● TASK TO CARRY OUT: Write only the number of lines in the entries below that contain the word "label".

● DATA SHOWN:
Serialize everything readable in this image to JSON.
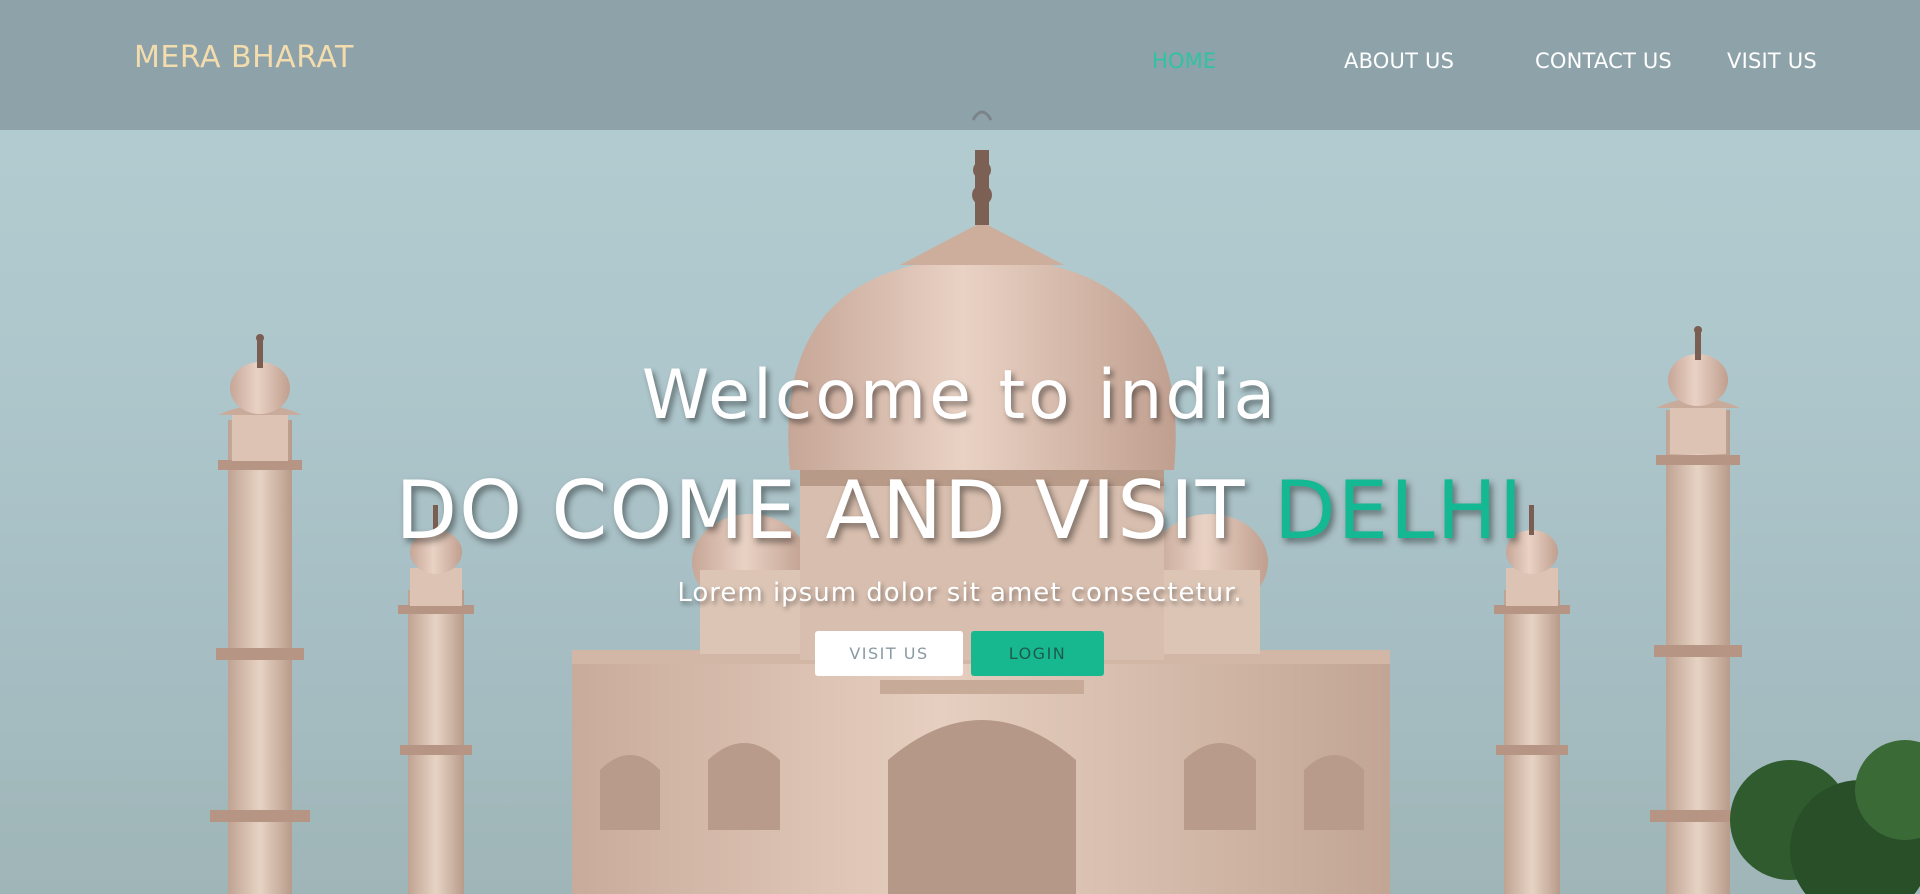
{
  "header": {
    "brand": "MERA BHARAT",
    "nav": [
      {
        "label": "HOME",
        "active": true
      },
      {
        "label": "ABOUT US",
        "active": false
      },
      {
        "label": "CONTACT US",
        "active": false
      },
      {
        "label": "VISIT US",
        "active": false
      }
    ]
  },
  "hero": {
    "welcome": "Welcome to india",
    "headline_main": "DO COME AND VISIT ",
    "headline_accent": "DELHI",
    "tagline": "Lorem ipsum dolor sit amet consectetur.",
    "visit_button": "VISIT US",
    "login_button": "LOGIN",
    "background_image": "taj-mahal-photo"
  },
  "colors": {
    "accent": "#14b892",
    "brand": "#f3dcad",
    "nav_active": "#2fc3a2"
  }
}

● ANSWER SPACE: 4